Reading the other day that South Africa is approaching the end of what has become known as its annual “strike season”, during which employers and trade unions negotiate wage deals, the question of where it all comes from came to mind. In English the word “strike” to describe industrial action goes back only about two and a half centuries. As a form of protest by workers, however, it dates back more than 3 000 years!
Considering the disruption that often accompanies modern-day strike action, there is an element of irony in the fact that the origin of the word “strike” is closely associated with a process of smoothing things over.
The word comes from the Old English, pre-7th century word “striccan” which meant to stroke or to smooth. Then a “straccian” or “striker” was a man with an important job of great responsibility. He was the man who had to maintain the accuracy of a measure of corn in line with the terms of the Magna Carta of 1215, which provided for one measure (the London quarter) of corn to be used nationally.
But there was a constant struggle between local custom and the law. To ensure that both buyer and seller of grain received a fair deal, it was the “striker” who, by passing a flat stick or "strike" over the rim of the vessel holding the grain, leveled the grain to remove any excess.
Proverbially speaking, the seeds for the modern use of the word to describe industrial action was sown when a derivative of the word “stroke” or “struck” developed to describe what sailors were doing when they took down their ship's sails.
The word “strike” in the modern sense was first used in 1768 when sailors, in support of demonstrations in London, "struck" or removed the topgallant sails of merchant ships in port, thus crippling the ships.
In modern times, strikes by workers to pressurise first employers, and later governments, for better wages and/or working conditions, came into full bloom in the days of the Industrial Revolution (1750 to 1850). It was during this period in economic history that strikes by the large labour forces in factories and other industries became commonplace.

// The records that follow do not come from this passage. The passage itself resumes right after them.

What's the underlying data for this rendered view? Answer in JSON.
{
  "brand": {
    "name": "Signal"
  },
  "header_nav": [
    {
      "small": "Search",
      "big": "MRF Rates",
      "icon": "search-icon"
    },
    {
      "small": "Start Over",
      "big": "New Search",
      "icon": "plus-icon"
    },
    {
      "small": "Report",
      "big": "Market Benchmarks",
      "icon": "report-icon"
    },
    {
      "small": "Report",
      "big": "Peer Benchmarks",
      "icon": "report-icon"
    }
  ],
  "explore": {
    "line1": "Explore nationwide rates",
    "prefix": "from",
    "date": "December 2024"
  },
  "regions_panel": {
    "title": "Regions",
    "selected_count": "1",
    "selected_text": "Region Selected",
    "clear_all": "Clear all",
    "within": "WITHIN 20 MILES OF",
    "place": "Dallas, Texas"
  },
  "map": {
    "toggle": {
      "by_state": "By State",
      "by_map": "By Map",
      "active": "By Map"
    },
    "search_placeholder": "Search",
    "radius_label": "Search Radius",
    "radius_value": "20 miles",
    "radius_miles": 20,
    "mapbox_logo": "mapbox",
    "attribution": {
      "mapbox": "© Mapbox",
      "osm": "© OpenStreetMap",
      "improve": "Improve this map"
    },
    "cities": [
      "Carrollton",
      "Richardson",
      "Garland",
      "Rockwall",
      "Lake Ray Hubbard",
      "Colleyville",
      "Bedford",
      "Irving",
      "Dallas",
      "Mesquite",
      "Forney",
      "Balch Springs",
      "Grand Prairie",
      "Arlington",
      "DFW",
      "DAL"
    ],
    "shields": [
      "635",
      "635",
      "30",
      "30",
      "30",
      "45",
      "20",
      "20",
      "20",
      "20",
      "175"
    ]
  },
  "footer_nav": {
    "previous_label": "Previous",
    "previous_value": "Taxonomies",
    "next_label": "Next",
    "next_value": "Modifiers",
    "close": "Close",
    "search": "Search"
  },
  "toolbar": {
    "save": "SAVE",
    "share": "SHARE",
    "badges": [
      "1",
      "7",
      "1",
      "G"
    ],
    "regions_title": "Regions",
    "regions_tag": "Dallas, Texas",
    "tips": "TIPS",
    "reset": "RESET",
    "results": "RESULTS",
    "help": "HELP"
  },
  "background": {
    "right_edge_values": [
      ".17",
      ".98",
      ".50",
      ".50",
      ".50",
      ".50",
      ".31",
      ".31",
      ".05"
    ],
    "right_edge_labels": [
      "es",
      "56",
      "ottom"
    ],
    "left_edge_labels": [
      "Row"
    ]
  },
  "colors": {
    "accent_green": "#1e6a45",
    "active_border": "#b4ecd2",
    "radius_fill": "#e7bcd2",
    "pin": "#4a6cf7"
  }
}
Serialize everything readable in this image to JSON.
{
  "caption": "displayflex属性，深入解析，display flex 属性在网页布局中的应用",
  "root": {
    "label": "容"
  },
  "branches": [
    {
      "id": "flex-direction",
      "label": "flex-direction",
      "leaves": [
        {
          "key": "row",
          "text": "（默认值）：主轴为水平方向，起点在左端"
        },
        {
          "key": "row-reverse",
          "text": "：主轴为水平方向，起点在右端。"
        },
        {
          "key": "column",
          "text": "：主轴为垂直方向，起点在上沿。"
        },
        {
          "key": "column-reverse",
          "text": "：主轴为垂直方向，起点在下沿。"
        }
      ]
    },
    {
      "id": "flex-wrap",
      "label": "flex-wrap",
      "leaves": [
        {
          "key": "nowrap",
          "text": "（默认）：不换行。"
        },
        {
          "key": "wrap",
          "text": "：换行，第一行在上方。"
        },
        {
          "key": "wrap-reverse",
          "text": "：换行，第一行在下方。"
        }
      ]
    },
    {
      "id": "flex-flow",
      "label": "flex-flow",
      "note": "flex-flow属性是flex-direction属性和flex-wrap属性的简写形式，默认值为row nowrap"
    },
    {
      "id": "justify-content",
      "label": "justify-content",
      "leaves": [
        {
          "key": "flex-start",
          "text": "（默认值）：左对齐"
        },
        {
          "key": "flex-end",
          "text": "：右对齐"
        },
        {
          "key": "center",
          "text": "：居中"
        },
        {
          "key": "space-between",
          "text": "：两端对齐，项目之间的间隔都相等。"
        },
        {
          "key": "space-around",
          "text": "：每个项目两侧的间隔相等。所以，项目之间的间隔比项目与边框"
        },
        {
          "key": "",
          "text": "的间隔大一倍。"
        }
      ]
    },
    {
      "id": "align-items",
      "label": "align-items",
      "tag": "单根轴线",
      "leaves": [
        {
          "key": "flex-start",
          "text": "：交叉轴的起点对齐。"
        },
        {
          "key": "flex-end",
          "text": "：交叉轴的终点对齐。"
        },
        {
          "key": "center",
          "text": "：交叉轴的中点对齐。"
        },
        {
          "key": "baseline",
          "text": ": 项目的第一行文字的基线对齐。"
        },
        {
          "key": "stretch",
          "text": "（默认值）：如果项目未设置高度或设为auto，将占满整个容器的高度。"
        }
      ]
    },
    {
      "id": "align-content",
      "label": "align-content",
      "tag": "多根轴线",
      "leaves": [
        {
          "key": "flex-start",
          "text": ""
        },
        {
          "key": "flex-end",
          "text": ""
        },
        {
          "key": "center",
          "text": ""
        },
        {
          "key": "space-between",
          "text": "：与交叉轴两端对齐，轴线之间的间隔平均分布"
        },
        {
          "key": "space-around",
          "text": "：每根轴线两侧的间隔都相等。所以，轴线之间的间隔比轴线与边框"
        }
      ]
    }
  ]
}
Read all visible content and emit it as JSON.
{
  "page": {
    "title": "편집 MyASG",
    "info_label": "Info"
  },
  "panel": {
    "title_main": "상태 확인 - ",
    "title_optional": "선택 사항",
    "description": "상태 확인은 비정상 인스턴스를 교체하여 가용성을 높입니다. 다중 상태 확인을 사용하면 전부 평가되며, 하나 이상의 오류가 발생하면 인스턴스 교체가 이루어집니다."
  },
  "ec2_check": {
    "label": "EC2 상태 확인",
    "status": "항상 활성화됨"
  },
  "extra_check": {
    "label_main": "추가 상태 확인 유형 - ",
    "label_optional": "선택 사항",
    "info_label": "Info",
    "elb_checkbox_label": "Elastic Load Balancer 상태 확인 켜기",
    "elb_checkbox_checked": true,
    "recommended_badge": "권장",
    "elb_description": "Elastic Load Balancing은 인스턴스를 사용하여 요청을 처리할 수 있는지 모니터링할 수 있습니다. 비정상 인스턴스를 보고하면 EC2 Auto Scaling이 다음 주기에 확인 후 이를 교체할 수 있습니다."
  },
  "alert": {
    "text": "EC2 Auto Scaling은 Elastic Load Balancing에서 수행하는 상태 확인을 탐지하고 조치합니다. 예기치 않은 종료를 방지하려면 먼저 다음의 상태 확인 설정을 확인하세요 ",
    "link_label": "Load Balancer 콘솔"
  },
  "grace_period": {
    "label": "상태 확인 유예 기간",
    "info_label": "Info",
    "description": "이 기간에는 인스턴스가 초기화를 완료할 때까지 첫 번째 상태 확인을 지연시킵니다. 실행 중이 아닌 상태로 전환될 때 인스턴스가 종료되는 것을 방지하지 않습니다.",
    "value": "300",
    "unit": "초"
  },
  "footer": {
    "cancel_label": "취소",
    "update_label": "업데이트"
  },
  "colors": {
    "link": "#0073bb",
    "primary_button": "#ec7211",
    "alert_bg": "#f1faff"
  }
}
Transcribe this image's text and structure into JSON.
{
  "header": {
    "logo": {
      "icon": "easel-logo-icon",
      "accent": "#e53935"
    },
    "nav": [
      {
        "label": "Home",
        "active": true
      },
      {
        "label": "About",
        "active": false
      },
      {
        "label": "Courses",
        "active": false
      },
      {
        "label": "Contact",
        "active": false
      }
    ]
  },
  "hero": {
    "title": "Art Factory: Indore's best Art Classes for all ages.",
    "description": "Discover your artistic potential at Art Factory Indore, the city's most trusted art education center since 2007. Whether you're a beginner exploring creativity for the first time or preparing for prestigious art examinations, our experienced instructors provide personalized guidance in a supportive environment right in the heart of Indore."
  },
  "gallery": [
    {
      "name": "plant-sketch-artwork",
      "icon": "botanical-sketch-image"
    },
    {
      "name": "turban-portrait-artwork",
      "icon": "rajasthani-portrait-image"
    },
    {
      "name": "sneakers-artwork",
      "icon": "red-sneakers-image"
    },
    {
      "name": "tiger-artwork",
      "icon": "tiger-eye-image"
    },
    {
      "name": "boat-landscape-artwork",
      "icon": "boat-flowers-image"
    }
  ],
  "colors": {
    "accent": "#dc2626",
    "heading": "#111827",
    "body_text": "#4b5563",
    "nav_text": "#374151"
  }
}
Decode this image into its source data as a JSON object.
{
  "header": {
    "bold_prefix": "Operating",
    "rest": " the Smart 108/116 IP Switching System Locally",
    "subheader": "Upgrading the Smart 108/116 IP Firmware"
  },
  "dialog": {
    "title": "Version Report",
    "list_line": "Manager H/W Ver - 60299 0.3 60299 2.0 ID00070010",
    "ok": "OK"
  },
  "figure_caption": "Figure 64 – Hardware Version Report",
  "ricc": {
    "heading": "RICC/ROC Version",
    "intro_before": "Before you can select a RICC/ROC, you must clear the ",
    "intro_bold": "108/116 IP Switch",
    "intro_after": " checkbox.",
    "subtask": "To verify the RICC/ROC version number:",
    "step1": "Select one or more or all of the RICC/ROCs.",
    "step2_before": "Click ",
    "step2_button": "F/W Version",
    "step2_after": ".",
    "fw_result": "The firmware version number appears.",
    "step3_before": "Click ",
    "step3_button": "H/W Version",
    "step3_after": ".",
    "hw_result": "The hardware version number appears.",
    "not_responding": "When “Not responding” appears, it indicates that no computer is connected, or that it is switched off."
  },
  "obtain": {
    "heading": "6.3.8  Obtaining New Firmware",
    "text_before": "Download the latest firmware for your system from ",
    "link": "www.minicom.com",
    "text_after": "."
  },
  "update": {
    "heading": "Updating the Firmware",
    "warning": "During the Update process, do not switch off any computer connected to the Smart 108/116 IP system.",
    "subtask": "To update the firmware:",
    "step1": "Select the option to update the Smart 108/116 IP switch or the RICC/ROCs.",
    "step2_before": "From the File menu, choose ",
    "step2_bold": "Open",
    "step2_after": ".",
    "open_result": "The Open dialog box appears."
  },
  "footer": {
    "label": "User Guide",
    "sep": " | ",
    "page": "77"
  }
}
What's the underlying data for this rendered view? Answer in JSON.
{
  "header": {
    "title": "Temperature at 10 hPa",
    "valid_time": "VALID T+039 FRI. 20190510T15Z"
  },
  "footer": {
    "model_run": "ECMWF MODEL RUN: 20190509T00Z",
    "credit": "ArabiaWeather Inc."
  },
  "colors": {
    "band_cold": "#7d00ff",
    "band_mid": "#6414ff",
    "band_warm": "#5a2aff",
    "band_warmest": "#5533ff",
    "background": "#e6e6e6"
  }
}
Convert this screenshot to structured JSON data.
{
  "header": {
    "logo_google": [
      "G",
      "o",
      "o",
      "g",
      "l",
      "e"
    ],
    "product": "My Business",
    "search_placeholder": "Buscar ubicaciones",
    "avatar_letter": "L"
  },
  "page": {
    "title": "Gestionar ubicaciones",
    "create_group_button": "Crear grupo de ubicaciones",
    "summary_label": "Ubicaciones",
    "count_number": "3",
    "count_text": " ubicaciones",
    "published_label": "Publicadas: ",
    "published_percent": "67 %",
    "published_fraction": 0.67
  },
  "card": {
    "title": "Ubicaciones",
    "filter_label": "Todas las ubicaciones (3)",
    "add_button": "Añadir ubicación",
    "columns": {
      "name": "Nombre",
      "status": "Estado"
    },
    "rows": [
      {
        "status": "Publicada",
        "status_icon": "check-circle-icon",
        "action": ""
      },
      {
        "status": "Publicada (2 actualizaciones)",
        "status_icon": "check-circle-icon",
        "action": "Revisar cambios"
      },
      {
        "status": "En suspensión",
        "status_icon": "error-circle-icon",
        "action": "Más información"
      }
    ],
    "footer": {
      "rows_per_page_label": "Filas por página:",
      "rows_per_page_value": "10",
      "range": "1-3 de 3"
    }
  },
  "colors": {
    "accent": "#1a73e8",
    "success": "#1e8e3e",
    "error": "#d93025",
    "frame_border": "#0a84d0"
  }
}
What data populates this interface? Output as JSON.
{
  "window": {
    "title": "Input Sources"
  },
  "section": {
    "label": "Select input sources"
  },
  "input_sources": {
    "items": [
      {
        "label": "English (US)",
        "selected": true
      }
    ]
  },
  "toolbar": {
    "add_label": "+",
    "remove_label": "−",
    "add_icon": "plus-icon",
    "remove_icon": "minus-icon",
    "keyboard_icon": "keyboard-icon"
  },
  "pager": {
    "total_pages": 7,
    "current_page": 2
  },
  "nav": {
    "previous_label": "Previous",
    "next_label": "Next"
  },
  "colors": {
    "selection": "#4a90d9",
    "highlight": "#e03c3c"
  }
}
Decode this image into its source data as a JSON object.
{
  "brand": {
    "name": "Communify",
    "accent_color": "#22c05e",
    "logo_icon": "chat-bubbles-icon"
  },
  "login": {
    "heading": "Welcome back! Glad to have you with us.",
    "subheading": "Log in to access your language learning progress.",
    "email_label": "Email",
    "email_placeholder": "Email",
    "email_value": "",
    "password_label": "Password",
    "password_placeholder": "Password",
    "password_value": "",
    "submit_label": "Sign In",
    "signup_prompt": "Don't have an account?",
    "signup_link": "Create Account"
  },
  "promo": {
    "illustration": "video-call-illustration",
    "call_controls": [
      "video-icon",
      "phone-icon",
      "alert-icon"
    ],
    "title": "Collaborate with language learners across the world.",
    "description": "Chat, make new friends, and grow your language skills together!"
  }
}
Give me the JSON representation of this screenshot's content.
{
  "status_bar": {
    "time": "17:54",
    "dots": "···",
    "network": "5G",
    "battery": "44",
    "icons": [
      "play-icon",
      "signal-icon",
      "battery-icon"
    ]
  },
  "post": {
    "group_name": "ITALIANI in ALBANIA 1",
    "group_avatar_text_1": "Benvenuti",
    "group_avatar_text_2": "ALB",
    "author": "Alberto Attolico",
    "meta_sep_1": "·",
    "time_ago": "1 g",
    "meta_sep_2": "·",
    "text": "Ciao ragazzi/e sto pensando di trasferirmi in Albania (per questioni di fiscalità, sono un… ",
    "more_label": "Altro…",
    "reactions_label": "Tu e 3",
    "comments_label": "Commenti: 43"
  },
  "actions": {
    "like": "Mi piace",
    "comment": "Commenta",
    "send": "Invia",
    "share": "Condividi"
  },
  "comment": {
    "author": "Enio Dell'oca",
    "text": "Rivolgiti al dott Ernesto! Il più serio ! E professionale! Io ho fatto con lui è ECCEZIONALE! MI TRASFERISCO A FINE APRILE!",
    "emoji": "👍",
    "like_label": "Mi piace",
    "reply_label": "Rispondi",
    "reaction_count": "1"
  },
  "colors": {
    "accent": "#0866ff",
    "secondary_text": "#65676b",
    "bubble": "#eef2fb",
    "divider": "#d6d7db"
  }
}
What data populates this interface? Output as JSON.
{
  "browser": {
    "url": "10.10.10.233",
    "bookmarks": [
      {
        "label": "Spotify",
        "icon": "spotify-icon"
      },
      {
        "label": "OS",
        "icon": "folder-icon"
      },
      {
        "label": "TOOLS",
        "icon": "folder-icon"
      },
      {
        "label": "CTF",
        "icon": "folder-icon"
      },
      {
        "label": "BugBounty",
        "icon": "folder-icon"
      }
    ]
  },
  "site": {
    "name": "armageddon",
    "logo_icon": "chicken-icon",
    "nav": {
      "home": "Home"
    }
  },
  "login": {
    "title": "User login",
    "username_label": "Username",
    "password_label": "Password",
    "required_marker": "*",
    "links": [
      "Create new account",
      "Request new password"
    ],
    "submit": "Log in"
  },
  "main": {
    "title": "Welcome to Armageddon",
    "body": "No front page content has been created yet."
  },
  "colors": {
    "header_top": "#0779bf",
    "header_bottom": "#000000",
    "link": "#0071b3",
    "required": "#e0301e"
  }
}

In many countries the initial reaction was to ban strikes to avoid economic and social disruptions which often accompanied them and appease the rich, politically influential factory owners. It was only towards the end of the 19th and early 20thcenturies that most Western countries started legalising strikes.
But the tactic of withholding labour as a form of protest and industrial action to gain better reward for workers goes much further back in history. The first recorded strike started in November in the year 1152 BC under Pharaoh Ramses III of Egypt’s 20th dynasty.
The artisans at the royal city of Deir el-Midina downed tools in a labourers' revolt to protest against their meager wages. Revolts were unheard of in those days in Egypt and it scared the authorities so much that the artisans were given the increase in wages they were demanding.
Today the right to strike is recognised in most countries by, among others, the International Covenant on Economic, Social and Cultural Rights, which was adopted in 1967.
But the battle to find a balance between the interests of workers and their employers goes on. Also in South Africa labour legislation is presently under review. It is unlikely that the days of a striker which can smooth out things by the simple stroke of a straight stick, will return any time soon.